Travel is coming in contact to other cultures and that means respecting how other cultures work and behave accordingly while visiting it. Behaving accordingly is not identical to obey the law and there are many reasons for this:
The law was written down a long time ago and still valid because the legal body does not retract laws, but is completely unenforced.
The US states have many laws that are cited by web sites as funny legal oddities, the problem is that most of these laws are simply not respected or enforced anymore. Only by knowing how natives handle these cases can the traveller come to a decision if and when these laws are enforced. In Germany the §166 literally taken prohibits the wearing of a fish skeleton T-Shirt because it could offend the Christian belief. In reality the law is almost completely ignored, the cases in 50 years could be counted at one hand. I think other people can cite many examples from their countries.

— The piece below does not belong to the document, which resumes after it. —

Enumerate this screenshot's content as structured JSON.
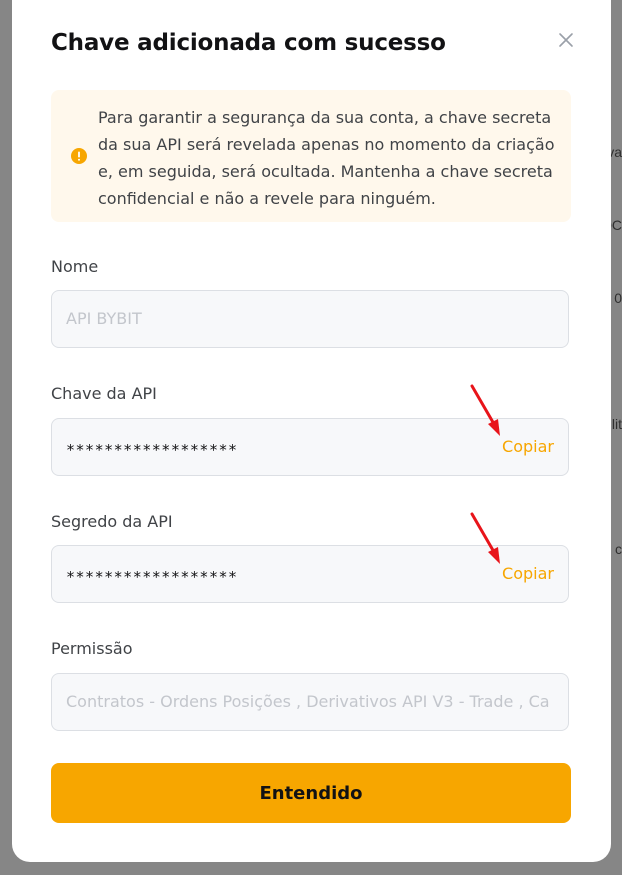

The law is so complicated, fuzzy and twistable that almost everyone violates the law..
Many, many examples: The US import laws. Germany's "hacker" laws. The Law against insulting the Turkish State. Spying laws in many countries. If you take the law literally, you are guilty.
In fact, the exact meaning and applicability of such laws are defined by courts. If it does influence the society, you will be informed as traveller. If it does not, it is no concern for you.

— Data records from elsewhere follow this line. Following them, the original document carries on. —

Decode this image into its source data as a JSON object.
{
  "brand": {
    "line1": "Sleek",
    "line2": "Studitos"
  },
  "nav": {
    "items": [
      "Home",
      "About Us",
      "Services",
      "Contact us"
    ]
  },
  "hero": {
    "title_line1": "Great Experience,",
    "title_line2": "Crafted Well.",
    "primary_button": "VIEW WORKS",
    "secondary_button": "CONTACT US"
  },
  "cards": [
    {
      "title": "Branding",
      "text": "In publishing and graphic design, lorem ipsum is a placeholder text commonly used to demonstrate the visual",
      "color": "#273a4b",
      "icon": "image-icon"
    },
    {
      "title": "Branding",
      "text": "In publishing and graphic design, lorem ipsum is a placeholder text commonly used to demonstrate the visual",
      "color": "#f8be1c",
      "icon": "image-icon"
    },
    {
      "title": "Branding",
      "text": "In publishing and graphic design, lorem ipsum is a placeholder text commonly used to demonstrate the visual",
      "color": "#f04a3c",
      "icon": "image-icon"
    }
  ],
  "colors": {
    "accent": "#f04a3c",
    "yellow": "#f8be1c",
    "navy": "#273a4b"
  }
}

The law is ignored largely because it has no holding in the society.
There are many reasons for this. Some countries (Abkhazia) or regions (ISIS) are de-facto independent of the country they are nominally belonging to. Some laws were implemented by colonial bodies and clash completely with local law. The law is only given lip service (The human rights are almost universally acknowledged and also universally violated).
The law is ignored because it handles a very frequent case and the punishment is neglible.
Sleeping in a tent in the woods, bathing in a lake/river or crossing the streets with a red light is prohibited in many countries, but there is no real punishment if you are caught. They are mostly "Cover your ass" laws, so if you are injured by a fallen branch or you cut your foot in a lake or you are hit by a car you are guilty and you cannot blame anyone else.
Obeyeing the law is actually dangerous and it is continually violated for common sense.
I do not know if it still the case but the law demanded some time ago that if you want to drive on the autobahn and you cannot filter into the flow of the traffic, you should stop. In reality this law was always violated because the high speeds would guarantee that following cars cause rear collisions and therefore it was always violated. If you travel in a third-world country and a corrupt policeman charges you with a crime and expects a bribe, denying the bribe because it violates the law could end your life. Some punishments are draconic and even moderate prisons could kill you easily because of catastrophic conditions. We had a question here where you find hidden drugs in your luggage. The lawful solution is declare that you found drugs in your luggage and risking punishment. The common sense solution is getting rid of the drugs in a toilet and leave the country ASAP.
For all this reasons I think no, our guideline should be that we give advice which gives the traveller the best protection against trouble and inform him how exactly a case should be best handled for the cultural background. In almost all cases this will coincide with the law, but if obeyeing the law constricts choices without real cause or endangers a traveller disproportionally than it is no option.